In the third week of his Spiritual Exerices, St. Ignatius invites us to meditate profoundly on the Passion of Christ. For many it can be helpful to practice various forms of fasting and penance in order to draw deeper into the mystery of Jesus' deep and individual love for each one of us. In the following excerpt from points 210-218, St. Igantius provides us with criteria to do this in an efficacious manner.
Rules to Order Oneself in the Taking of Food
First Rule. The first rule is that it is well to abstain less from bread, because it is not a food as to which the appetite is used to act so inordinately, or to which temptation urges as in the case of the other foods.
Second Rule. The second: Abstinence appears more convenient as to drinking, than as to eating bread. So, one ought to look much what is helpful to him, in order to admit it, and what does him harm, in order to discard it.
Third Rule. The third: As to foods, one ought to have the greatest and most entire abstinence, because as the appetite is more ready to act inordinately, so temptation is more ready in making trial, on this head. And so abstinence in foods, to avoid disorder, can be kept in two ways, one by accustoming oneself to eat coarse foods; the other, if one takes delicate foods, by taking them in small quantity.
Fourth Rule. The fourth: Guarding against falling into sickness, the more a man leaves off from what is suitable, the more quickly he will reach the mean which he ought to keep in his eating and drinking; for two reasons: the first, because by so helping and disposing himself, he will many times experience more the interior knowledge, consolations and Divine inspirations to show him the mean which is proper for him; the second, because if the person sees himself in such abstinence not with so great corporal strength or disposition for the Spiritual Exercises, he will easily come to judge what is more suitable to his bodily support.
Fifth Rule. The fifth: While the person is eating, let him consider as if he saw Christ our Lord eating with His Apostles, and how He drinks and how He looks and how He speaks; and let him see to imitating Him. So that the principal part of the intellect shall occupy itself in the consideration of Christ our Lord, and the lesser part in the support of the body; because in this way he will get greater system and order as to how he ought to behave and manage himself.
Sixth Rule. The sixth: Another time, while he is eating, he can take another consideration, either on the life of Saints, or on some pious Contemplation, or on some spiritual affair which he has to do, because, being intent on such thing, he will take less delight and feeling in the corporal food.
Seventh Rule. The seventh: Above all, let him guard against all his soul being intent on what he is eating, and in eating let him not go hurriedly, through appetite, but be master of himself, as well in the manner of eating as in the quantity which he eats.

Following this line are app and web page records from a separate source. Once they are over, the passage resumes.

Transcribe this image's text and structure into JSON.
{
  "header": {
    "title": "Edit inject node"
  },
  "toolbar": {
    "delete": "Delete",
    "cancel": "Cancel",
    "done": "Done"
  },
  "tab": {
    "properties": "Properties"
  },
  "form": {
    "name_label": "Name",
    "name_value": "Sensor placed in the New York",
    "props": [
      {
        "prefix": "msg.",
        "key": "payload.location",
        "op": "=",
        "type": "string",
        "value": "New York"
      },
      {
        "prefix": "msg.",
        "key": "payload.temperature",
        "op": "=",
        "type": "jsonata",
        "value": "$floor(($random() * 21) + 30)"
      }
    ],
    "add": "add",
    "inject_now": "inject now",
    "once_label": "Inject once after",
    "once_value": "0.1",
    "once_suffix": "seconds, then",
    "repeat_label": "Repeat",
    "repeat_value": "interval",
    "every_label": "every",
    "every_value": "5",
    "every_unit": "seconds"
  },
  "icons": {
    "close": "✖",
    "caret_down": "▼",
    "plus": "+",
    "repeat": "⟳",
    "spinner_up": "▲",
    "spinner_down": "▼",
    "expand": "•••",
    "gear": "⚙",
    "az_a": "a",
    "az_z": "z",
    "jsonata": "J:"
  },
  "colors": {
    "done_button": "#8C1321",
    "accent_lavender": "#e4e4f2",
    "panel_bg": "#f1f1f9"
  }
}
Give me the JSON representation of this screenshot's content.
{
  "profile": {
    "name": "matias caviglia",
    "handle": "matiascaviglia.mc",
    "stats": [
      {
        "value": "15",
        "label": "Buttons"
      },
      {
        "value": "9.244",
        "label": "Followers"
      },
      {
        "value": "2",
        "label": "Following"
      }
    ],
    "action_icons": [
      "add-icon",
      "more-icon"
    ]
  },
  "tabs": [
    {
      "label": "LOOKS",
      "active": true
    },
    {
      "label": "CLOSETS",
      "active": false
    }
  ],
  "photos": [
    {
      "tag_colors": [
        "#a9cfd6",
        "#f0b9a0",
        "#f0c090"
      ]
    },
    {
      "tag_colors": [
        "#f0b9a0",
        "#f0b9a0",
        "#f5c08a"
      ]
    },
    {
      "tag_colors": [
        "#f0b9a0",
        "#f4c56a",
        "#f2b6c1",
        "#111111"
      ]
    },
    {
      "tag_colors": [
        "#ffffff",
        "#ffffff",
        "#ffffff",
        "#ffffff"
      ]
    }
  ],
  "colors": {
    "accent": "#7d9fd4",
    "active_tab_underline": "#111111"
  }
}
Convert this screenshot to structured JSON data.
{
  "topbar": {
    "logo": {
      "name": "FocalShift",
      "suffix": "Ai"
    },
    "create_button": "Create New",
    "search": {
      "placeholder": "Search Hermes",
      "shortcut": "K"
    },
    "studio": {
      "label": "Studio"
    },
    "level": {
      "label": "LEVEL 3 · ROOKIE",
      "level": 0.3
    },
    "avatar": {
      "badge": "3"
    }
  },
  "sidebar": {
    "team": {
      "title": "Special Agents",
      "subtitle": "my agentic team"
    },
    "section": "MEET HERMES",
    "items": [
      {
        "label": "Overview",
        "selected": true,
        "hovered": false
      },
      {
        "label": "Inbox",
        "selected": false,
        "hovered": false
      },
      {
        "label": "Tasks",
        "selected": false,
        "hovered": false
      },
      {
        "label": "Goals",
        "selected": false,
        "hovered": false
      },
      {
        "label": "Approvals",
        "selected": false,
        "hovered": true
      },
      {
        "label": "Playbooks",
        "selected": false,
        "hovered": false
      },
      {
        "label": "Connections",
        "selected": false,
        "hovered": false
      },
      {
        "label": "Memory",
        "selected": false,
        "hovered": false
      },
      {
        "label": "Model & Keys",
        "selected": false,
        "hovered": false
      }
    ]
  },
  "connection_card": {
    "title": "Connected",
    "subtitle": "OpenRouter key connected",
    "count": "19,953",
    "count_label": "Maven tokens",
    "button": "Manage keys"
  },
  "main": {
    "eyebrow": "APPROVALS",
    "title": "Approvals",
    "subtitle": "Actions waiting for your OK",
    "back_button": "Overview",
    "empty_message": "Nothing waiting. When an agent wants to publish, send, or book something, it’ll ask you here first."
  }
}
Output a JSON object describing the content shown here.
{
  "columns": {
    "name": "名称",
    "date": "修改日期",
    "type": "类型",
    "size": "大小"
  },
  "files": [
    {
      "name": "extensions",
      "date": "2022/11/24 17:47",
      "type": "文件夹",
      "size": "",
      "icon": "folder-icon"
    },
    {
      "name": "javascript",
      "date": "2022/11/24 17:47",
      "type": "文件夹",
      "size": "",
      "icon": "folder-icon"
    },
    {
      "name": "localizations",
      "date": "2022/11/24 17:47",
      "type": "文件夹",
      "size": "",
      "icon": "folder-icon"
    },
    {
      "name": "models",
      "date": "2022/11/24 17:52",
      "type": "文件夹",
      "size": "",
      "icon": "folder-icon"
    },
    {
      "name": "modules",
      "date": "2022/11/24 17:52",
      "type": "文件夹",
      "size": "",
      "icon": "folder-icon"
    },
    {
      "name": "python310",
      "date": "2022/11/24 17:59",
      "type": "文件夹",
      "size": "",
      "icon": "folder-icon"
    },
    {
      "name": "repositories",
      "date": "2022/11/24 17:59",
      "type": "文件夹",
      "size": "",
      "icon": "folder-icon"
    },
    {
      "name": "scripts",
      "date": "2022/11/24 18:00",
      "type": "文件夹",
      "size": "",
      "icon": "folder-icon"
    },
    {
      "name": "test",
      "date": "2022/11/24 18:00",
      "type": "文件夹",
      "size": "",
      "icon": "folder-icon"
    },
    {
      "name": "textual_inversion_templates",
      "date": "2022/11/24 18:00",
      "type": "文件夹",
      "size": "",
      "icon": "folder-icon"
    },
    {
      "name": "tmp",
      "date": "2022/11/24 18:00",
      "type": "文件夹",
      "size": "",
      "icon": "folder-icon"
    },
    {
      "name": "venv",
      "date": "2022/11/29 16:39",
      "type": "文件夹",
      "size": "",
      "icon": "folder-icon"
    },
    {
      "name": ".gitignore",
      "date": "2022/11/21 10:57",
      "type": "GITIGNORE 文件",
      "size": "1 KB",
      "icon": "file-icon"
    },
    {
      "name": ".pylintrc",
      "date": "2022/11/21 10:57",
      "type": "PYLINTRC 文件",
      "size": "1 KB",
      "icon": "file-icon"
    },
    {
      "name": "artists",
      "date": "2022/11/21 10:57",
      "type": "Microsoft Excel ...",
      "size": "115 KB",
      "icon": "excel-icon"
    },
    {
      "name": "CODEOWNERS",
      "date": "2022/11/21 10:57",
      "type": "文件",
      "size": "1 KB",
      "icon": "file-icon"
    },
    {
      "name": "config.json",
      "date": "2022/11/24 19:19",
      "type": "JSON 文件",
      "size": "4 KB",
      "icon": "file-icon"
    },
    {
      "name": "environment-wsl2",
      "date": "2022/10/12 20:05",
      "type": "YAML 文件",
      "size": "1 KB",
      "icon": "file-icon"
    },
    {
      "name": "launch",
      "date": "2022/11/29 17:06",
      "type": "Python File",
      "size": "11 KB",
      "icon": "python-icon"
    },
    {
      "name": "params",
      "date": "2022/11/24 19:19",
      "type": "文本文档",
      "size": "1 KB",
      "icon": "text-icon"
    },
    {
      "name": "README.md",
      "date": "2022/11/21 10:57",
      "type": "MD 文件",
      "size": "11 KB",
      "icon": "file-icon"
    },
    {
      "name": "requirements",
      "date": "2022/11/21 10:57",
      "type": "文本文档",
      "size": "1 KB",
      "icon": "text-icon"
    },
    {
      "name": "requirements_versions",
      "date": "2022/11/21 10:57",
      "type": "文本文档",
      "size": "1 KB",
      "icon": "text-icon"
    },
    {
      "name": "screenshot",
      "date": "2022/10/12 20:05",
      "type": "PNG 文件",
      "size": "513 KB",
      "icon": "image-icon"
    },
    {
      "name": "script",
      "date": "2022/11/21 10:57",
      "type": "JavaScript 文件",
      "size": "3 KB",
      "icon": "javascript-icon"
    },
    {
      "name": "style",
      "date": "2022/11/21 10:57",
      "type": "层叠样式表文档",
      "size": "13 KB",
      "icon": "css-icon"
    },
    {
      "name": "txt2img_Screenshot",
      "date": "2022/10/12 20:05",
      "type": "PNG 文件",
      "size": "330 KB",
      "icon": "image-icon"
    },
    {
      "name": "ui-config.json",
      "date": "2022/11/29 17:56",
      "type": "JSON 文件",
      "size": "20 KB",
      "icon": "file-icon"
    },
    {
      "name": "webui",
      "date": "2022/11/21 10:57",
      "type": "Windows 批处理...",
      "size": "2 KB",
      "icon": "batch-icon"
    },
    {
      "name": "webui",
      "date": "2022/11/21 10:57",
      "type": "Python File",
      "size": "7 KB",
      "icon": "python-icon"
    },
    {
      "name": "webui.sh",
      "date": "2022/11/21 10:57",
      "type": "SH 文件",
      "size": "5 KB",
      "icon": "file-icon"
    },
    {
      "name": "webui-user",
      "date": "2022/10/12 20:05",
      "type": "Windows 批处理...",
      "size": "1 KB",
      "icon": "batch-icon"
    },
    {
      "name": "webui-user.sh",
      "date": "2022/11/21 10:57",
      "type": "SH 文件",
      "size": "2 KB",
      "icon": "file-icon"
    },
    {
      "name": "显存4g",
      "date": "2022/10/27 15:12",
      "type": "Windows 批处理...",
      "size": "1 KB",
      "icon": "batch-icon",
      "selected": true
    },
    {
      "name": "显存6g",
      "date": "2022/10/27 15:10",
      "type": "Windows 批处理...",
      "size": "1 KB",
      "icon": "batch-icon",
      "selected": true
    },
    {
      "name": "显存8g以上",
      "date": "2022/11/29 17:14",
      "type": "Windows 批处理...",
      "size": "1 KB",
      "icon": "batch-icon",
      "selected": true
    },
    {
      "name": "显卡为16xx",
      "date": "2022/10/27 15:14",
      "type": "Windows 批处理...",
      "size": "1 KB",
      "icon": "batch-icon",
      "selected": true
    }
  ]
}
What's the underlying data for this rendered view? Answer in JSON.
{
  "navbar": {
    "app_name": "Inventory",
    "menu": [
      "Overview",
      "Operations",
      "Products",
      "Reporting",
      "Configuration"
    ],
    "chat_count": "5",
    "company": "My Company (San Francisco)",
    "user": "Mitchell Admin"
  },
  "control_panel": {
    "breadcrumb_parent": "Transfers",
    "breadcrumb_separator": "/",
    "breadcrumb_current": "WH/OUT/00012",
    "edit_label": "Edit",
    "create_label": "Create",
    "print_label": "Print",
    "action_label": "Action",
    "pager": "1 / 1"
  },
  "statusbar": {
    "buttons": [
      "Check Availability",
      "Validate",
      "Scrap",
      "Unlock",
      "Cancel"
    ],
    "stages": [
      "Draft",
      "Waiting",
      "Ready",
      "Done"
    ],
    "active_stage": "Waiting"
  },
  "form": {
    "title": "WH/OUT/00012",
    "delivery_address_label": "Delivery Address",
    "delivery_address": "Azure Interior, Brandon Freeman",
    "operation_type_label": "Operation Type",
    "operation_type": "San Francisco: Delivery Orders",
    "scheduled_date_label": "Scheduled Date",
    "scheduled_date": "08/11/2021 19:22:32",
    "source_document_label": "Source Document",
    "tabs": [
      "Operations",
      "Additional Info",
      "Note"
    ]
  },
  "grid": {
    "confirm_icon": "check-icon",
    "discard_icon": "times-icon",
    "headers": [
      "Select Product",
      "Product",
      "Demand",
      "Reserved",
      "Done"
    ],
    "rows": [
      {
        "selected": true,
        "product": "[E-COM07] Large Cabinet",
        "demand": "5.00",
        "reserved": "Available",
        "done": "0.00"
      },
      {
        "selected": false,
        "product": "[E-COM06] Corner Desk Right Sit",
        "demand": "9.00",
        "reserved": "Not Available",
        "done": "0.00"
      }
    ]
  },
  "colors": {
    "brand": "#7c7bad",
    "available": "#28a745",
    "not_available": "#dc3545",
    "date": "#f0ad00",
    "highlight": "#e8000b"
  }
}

Eighth Rule. The eighth: To avoid disorder, it is very helpful, after dinner or after supper, or at another hour when one feels no appetite for eating, to decide with oneself for the coming dinner or supper, and so on, each day, the quantity which it is suitable that he should eat. Beyond this let him not go because of any appetite or temptation, but rather, in order to conquer more all inordinate appetite and temptation of the enemy, if he is tempted to eat more, let him eat less.
One of the hallmarks of the Spiritual Exercises of St. Ignatius of Loyola are the advices regarding making a decision, election, or choice, particularly with regards to one's vocation or "state of life". Below they are presented in their entirety: (articles 169-189).
St. Ignatius' Spiritual Exercises are considered on of the great treasures of the Church. One of its most well known and helpful parts in the spiritual life are his rules for the discernment of spirits. Below we present them in their entirety.
Introduction to the Spiritual Exercises of St. Ignatius of Loyola
Point #1 - For as strolling, walking and running are bodily exercises, so every way of preparing and (1) disposing the soul to rid itself of all the disordered tendencies, and, after it is rid, to (2) seek and find the Divine Will as to the management of one’s life for the salvation of the soul, is called a Spiritual Exercise.